MODELING OCEAN, RAIL AND TRUCK TRANSPORTATION FLOWS TO SUPPORT POLICY ANALYSIS
Freight transportation represents about 9.5% of GDP in the U.S., it is responsible for about 8% of greenhouse gas emissions and supports the import and export of about 3.6 trillion in international trade. It is therefore important that the national freight transportation system is designed and operated efficiently. Hence, this dissertation develops a mathematical model to estimate international and domestic freight flows across the ocean, rail and truck modes, which can be used to study the impacts of changes in our infrastructure, as well as the imposition of new user fees and changes in operating policies. The model integrates a user equilibrium-based logit argument for path selection with a system-optimal argument for rail network operations. This leads to the development of a unique solution procedure that is demonstrated in a large-scale analysis focused on all intercity freight and U.S export/import containerized freight. The model results are compared with the reported flow volumes. The model is applied to two case studies: (1) a disruption of the seaports of Los Angeles and Long Beach (LA and LB) similar to the impacts that would be felt in an earthquake; and (2) implementation of new user fees at the California ports.
Operations research; Bi-level model; Logistics costs; Mode selection; Multi-model Freight Transportation; Port disruption; Rail Transportation; Transportation
Nozick, Linda K.
Gao, Huaizhu; Alvarez Daziano, Ricardo
Civil and Environmental Engineering
Ph. D., Civil and Environmental Engineering
Doctor of Philosophy

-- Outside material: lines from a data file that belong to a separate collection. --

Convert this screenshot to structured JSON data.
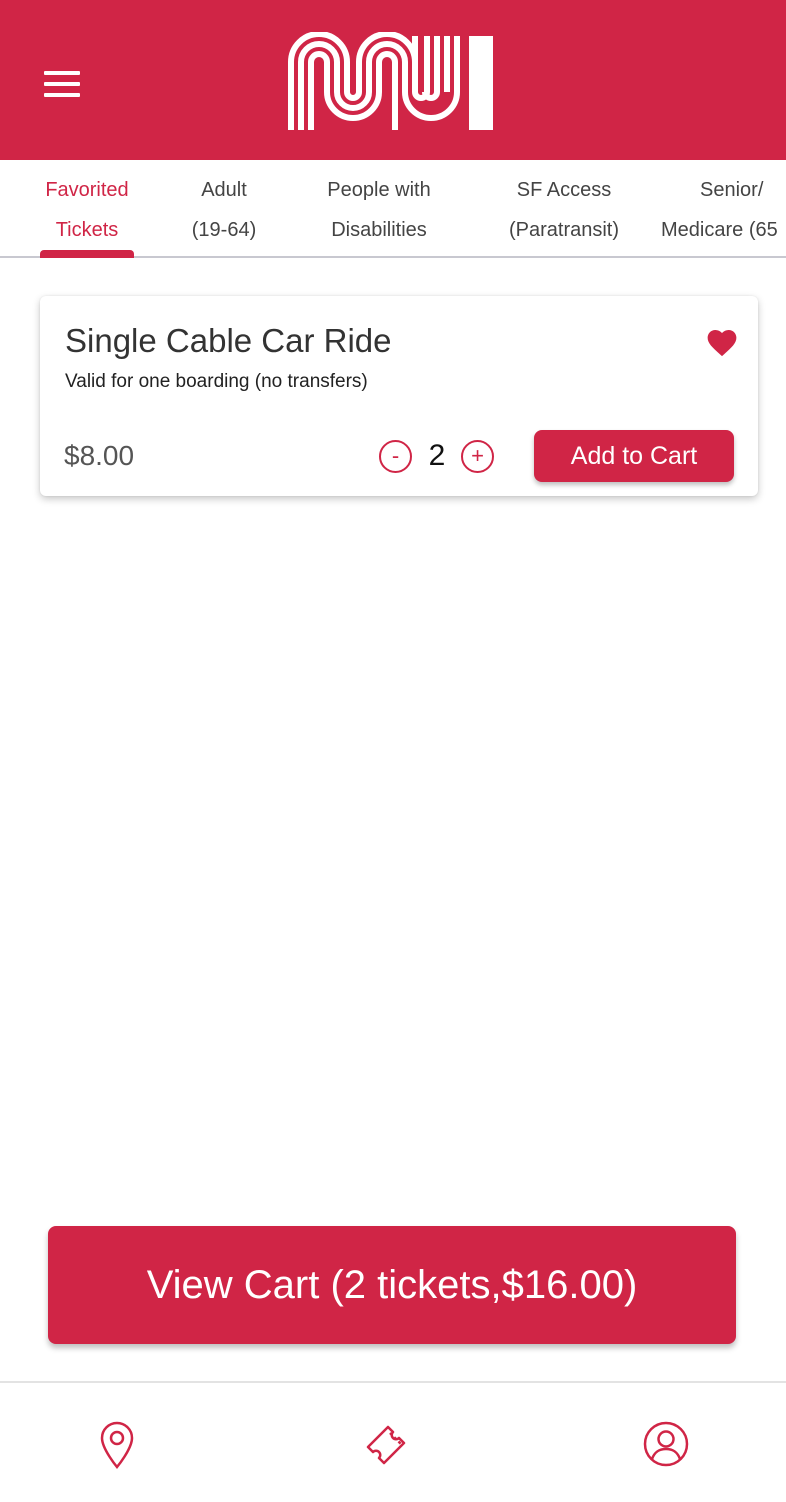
{
  "colors": {
    "brand": "#D02546",
    "header_bg": "#D02546",
    "active_tab": "#D02546",
    "tab_text": "#444444"
  },
  "header": {
    "menu_icon": "hamburger-menu-icon",
    "logo_icon": "muni-logo"
  },
  "tabs": [
    {
      "line1": "Favorited",
      "line2": "Tickets",
      "active": true
    },
    {
      "line1": "Adult",
      "line2": "(19-64)",
      "active": false
    },
    {
      "line1": "People with",
      "line2": "Disabilities",
      "active": false
    },
    {
      "line1": "SF Access",
      "line2": "(Paratransit)",
      "active": false
    },
    {
      "line1": "Senior/",
      "line2": "Medicare (65",
      "active": false
    }
  ],
  "ticket": {
    "title": "Single Cable Car Ride",
    "description": "Valid for one boarding (no transfers)",
    "price": "$8.00",
    "quantity": "2",
    "minus_label": "-",
    "plus_label": "+",
    "add_label": "Add to Cart",
    "favorite_icon": "heart-icon"
  },
  "cart": {
    "label": "View Cart (2 tickets,$16.00)"
  },
  "bottom_nav": [
    "location-pin-icon",
    "ticket-icon",
    "account-icon"
  ]
}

Attribution 4.0 International
dissertation or thesis
Except where otherwise noted, this item's license is described as Attribution 4.0 International